— What to do —
Supply the number of lines below containing "Internet", nothing else.

— Given information —

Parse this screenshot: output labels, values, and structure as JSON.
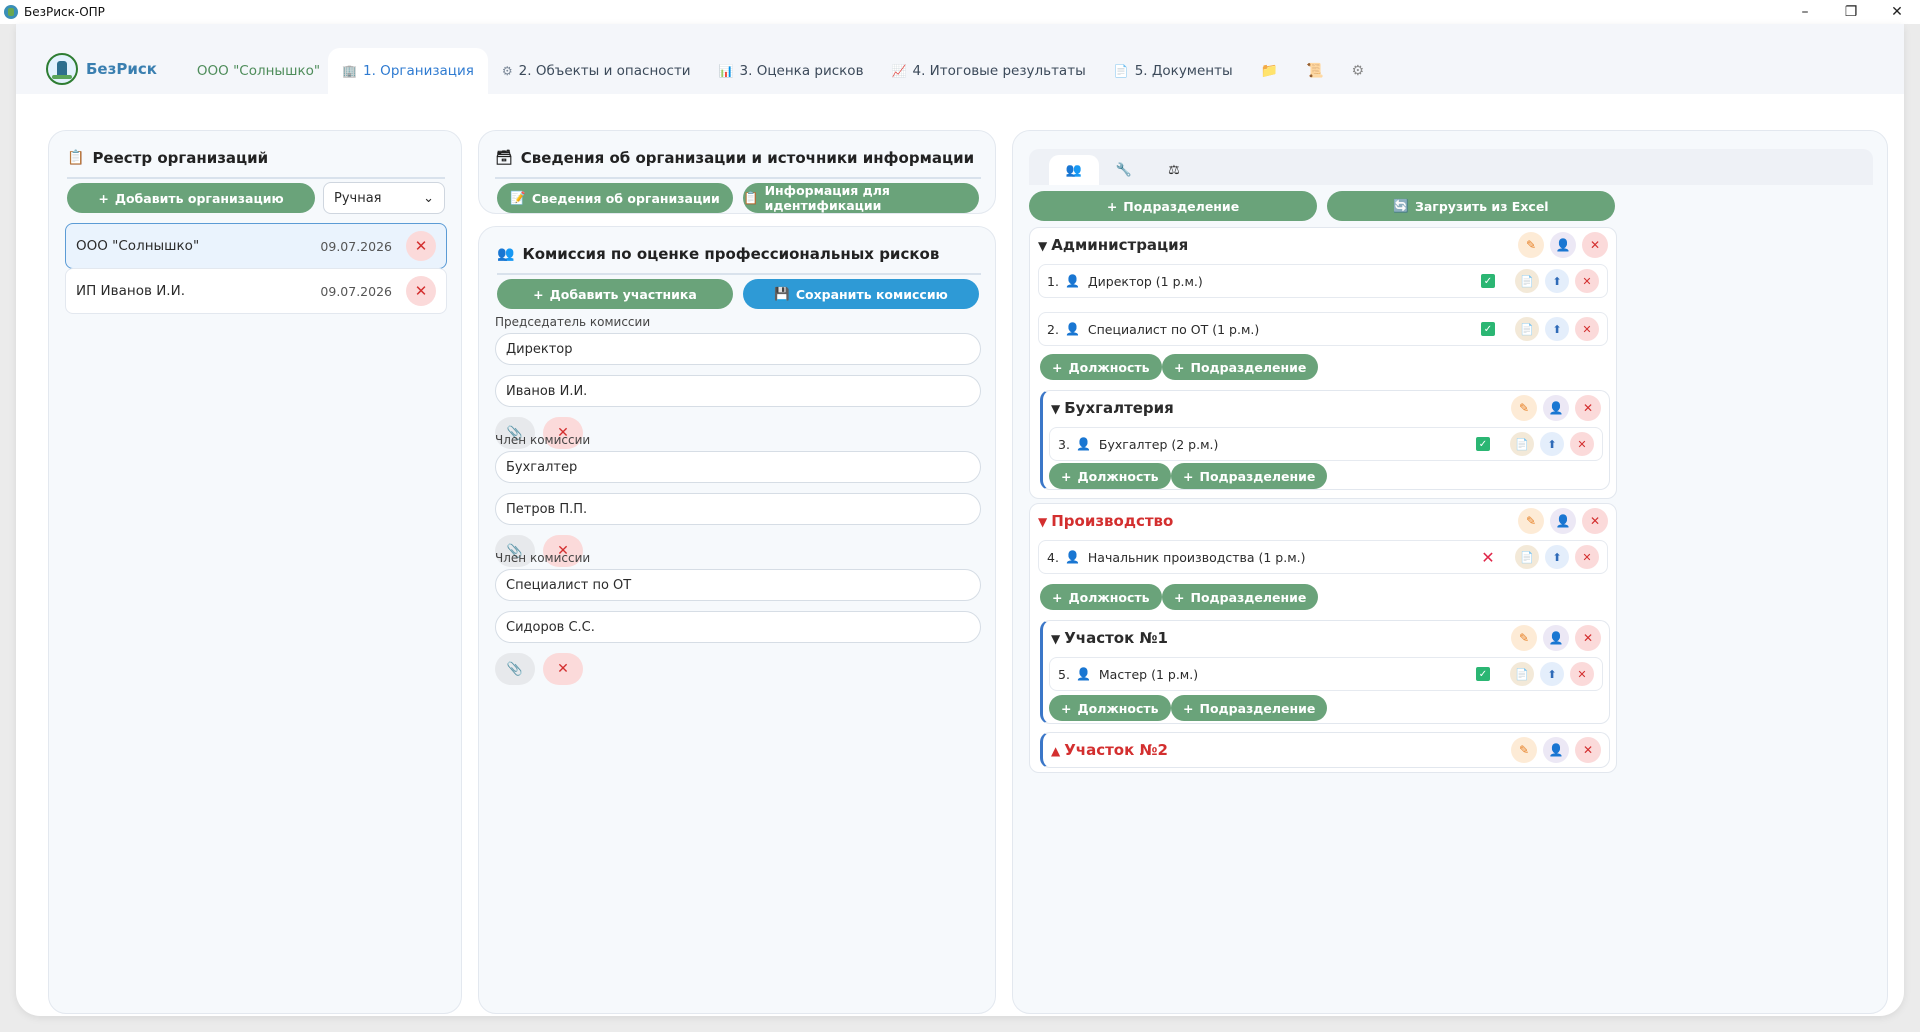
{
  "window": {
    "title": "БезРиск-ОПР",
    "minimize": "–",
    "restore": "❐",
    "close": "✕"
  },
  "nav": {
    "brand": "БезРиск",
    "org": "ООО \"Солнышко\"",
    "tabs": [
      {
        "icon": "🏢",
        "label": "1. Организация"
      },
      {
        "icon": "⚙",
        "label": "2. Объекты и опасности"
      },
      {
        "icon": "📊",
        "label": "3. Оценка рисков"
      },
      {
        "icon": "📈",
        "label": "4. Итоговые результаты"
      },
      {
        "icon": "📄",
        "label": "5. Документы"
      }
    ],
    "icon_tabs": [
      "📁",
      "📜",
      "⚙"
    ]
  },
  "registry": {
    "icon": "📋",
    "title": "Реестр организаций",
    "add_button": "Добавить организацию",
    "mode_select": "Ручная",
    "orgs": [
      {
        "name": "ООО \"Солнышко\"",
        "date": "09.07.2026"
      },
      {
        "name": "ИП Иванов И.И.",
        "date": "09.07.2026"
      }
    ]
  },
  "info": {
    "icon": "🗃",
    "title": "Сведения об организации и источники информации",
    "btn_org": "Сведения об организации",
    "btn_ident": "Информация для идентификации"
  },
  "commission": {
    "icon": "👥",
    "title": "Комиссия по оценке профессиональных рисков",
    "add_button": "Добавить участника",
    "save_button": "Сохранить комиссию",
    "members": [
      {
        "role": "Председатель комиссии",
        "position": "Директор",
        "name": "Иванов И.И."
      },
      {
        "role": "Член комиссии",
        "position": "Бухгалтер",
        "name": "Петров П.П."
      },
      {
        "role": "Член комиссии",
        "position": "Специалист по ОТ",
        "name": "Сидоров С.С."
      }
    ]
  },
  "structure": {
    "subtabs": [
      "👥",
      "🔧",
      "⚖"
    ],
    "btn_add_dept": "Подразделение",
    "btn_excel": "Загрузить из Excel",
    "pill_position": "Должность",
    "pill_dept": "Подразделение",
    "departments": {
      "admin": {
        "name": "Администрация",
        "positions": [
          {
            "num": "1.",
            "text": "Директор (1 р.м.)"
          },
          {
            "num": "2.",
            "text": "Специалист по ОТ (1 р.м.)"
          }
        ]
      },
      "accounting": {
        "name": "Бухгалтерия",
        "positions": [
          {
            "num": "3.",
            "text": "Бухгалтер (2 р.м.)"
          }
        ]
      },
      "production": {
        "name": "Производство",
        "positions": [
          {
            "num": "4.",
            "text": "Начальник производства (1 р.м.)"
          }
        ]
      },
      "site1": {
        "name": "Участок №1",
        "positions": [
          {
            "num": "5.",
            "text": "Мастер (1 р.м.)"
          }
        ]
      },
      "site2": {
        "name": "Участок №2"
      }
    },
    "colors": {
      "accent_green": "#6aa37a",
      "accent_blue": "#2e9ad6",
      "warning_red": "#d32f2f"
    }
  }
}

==

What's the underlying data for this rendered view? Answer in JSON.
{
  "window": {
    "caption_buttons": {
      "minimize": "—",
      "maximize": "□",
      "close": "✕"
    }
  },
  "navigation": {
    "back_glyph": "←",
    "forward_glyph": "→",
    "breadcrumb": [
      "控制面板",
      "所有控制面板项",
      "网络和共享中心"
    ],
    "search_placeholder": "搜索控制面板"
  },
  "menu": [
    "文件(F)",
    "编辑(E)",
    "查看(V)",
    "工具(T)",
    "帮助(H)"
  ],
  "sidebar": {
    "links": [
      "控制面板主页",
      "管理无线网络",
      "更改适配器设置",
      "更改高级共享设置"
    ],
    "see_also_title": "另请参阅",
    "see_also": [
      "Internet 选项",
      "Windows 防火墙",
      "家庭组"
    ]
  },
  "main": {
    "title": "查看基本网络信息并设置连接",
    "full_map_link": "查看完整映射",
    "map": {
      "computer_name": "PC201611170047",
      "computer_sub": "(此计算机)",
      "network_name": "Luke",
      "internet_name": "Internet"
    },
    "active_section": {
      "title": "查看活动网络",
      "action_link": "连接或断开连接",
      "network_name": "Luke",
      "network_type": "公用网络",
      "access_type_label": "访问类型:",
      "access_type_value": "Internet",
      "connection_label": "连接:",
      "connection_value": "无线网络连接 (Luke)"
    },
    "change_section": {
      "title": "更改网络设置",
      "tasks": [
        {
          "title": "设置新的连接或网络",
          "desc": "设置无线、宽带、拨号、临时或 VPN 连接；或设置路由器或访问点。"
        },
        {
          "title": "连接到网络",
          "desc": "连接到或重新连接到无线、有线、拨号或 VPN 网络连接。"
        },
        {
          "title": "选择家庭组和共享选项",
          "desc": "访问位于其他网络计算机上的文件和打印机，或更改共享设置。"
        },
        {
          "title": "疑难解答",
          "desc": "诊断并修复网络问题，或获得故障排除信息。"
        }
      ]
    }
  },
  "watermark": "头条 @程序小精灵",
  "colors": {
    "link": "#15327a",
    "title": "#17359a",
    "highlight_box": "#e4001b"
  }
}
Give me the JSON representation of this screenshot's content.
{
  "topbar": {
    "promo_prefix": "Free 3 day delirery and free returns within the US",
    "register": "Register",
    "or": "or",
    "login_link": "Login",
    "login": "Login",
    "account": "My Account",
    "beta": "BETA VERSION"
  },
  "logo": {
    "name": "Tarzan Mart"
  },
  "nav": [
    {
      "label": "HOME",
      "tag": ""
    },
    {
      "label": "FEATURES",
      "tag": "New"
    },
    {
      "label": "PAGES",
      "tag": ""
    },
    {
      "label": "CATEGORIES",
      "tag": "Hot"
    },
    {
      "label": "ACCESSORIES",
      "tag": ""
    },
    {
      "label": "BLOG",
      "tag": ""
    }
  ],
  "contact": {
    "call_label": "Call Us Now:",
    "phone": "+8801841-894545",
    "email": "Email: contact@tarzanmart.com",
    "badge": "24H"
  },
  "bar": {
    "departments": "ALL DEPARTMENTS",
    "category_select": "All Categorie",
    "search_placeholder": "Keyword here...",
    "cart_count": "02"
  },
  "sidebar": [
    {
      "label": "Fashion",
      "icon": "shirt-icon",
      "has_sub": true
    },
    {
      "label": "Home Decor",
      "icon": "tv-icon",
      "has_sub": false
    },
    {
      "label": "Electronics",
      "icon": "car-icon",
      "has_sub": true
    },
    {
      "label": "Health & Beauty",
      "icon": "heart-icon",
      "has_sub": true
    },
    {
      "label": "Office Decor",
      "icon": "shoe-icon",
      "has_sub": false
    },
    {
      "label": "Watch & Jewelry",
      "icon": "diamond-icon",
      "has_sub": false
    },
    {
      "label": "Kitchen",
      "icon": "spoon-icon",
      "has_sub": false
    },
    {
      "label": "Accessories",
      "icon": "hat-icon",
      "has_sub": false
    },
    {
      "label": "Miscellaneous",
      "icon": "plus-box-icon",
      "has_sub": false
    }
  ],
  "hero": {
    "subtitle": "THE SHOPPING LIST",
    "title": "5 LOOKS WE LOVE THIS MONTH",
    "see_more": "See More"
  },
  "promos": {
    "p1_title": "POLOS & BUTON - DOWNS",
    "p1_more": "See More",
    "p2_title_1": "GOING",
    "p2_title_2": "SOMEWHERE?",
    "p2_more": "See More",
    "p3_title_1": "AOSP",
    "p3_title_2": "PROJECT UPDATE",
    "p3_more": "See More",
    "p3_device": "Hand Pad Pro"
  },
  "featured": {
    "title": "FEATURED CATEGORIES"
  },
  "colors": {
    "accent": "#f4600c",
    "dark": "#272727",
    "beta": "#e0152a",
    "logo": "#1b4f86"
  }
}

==

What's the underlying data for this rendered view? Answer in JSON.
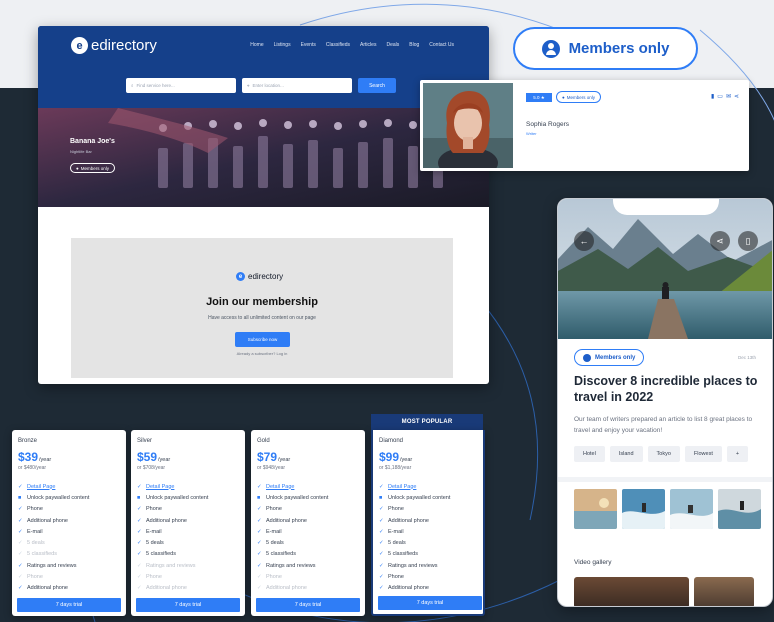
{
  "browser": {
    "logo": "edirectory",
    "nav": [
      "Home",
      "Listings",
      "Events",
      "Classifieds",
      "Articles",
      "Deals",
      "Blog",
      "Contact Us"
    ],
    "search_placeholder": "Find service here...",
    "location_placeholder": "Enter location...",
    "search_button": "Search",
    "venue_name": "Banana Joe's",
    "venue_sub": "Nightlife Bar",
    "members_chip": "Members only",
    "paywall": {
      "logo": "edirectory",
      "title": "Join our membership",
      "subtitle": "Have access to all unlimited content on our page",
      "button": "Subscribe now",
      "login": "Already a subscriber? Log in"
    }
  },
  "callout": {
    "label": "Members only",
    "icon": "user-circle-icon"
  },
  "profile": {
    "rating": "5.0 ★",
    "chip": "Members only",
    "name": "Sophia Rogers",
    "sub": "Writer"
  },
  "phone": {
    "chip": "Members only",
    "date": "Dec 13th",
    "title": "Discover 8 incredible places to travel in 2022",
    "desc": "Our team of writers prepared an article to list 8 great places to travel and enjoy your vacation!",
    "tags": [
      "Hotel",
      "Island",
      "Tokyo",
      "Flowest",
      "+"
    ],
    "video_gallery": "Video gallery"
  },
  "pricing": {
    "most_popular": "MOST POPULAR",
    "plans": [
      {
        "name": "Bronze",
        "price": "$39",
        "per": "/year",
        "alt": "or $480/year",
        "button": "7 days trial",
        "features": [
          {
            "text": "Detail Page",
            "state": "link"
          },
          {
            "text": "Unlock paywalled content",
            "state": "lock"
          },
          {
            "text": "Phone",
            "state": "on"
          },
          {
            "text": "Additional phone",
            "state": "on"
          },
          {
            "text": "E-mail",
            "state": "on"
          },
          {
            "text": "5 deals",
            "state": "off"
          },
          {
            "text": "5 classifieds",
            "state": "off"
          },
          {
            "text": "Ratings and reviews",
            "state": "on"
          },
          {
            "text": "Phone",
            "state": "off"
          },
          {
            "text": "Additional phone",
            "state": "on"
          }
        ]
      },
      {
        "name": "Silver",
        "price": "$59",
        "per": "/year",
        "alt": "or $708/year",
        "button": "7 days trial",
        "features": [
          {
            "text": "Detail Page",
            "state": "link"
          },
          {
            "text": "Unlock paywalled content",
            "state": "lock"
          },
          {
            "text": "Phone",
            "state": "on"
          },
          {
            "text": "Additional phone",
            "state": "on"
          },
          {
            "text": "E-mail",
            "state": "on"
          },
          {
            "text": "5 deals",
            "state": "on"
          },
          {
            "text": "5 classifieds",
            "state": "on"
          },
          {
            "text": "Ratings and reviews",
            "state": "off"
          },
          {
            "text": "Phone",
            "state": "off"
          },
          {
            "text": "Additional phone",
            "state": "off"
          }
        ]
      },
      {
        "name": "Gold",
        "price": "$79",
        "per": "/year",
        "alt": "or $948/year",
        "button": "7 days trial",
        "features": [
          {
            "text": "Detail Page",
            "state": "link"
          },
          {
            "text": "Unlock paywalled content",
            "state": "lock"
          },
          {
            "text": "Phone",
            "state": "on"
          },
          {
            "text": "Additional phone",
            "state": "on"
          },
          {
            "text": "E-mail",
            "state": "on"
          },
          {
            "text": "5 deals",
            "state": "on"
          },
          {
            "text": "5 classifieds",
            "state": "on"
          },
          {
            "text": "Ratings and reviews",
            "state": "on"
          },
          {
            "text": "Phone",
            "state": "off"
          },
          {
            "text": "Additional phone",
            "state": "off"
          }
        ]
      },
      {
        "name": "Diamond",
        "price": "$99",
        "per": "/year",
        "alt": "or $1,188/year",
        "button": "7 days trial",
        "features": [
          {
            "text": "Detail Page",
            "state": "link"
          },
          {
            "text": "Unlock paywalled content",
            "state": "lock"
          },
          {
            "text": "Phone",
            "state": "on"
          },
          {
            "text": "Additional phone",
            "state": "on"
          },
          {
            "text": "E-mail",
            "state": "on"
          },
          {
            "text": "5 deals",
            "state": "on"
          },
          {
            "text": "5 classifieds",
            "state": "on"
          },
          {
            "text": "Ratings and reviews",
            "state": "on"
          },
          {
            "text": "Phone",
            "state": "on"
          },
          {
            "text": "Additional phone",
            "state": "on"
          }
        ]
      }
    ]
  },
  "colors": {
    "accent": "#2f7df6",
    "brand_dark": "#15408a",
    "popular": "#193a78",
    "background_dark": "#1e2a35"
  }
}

— Written solution —
3